One question becomes whether these kids are driving themselves to score the coveted toys and the fat laden lunches that accompany them. Another question is the company’s latest ad campaign that targets the stoner clientele Jack in the Box enjoys in its late-night hours and how that squares with JITB’s cute and bouncy persona.

But the question lurking in my mind is why a company bearing this name is turning against toys. Does anyone else see the perversity in that?


Filed under Food, Marketing/Advertising/PR

Slippery salmonella

The Center for Science in the Public Interest, sometimes referred to as the “food police,” is the advocacy group we love to hate. In reality, they do mountains of good in heightening public awareness about healthy eating—by telling us the ugly truth about our favorite indulgences, from buttered popcorn to Mexican food.

Yesterday, the group released a study on food safety, showing how well each of our 50 states detects, investigates and combats food-borne illness. I am proud to say that my state was one of only seven to receive an “A.”

That’s neither here nor there.

Call it the curse of the word nymph, but what made me take notice was not the data but the delivery. A word nymph can detect a mixed metaphor faster than a wood nymph can spot a bull thistle.

In announcing the study, CSPI safety director Caroline Smith DeWaal said, “If a consumer calls and says they have a food-borne illness but there’s no one there to investigate the cause, then outbreaks are just slipping under the radar screen.”
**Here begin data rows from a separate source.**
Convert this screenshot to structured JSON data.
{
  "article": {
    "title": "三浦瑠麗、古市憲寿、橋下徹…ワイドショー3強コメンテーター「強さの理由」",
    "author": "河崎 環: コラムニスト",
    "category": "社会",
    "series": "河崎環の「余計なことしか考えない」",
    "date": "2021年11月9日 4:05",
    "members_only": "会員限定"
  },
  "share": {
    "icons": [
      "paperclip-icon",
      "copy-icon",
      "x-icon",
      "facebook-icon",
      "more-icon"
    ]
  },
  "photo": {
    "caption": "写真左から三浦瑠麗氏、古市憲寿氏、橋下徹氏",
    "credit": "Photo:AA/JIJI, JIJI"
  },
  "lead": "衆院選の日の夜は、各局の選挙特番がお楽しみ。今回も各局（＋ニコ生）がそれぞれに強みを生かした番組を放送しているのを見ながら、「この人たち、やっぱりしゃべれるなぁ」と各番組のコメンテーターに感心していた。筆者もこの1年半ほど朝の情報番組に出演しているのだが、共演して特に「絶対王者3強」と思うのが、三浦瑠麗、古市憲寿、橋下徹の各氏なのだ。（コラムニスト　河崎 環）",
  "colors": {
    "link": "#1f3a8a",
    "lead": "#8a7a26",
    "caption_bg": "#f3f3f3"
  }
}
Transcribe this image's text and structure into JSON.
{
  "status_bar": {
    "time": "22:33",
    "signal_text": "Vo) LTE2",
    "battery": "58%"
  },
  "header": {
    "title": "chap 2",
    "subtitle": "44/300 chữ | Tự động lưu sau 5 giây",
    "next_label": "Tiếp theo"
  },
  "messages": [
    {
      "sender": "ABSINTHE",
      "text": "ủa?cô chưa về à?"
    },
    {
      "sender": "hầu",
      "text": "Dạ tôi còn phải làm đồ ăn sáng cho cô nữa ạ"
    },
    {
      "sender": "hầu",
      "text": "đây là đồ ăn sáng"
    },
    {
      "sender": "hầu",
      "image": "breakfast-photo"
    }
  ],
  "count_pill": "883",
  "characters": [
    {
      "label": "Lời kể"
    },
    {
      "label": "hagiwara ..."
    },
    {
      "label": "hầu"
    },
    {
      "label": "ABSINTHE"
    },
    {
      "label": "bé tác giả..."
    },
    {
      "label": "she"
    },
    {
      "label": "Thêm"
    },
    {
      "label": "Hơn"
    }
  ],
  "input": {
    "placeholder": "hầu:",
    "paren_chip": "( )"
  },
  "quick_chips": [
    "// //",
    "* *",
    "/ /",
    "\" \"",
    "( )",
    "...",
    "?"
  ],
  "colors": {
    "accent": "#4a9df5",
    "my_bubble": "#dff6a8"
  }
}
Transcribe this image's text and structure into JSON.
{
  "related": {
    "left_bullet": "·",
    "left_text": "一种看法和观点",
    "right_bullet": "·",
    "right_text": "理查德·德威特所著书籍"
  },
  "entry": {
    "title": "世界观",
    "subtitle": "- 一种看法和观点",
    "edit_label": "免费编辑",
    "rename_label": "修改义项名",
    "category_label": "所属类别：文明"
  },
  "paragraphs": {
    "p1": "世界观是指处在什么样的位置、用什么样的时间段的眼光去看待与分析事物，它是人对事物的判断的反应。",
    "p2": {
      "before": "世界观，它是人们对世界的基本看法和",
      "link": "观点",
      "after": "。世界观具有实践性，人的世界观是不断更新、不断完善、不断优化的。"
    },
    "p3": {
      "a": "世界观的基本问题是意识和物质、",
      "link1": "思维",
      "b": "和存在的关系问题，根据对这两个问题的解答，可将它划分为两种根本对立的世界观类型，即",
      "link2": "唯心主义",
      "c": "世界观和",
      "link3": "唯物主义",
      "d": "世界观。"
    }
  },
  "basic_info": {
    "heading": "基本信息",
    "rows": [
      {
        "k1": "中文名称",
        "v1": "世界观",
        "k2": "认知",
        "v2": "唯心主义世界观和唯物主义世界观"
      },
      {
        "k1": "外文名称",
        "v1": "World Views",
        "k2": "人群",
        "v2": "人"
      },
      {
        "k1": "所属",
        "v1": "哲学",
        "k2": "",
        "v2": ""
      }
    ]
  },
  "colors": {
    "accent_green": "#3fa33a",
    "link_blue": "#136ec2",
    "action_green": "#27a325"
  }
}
Did she mean “slipping under the radar?” Or did she mean “slipping off the radar screen?”

I’d say, technically, the answer could be both, but not in the same sentence.

What’s the difference? The first originates from “flying below the radar,” which is to go undetected or unnoticed. To be on someone’s radar screen is to receive his or her attention. To be off a person’s radar screen means the person is unaware.

The difference in meaning is extremely subtle, so perhaps I niggle. And yet, hearing the mixed metaphor on the news last night left me with a messy mental image. When Ms. Smith DeWaal said that outbreaks are “slipping under the radar screen,” I immediately wanted to swab the radar screen, and the control panel below it, with an antibacterial wipe.

Did anyone else have the same gut reaction?


Filed under All Things Wordish, Food, Health, Marketing/Advertising/PR, News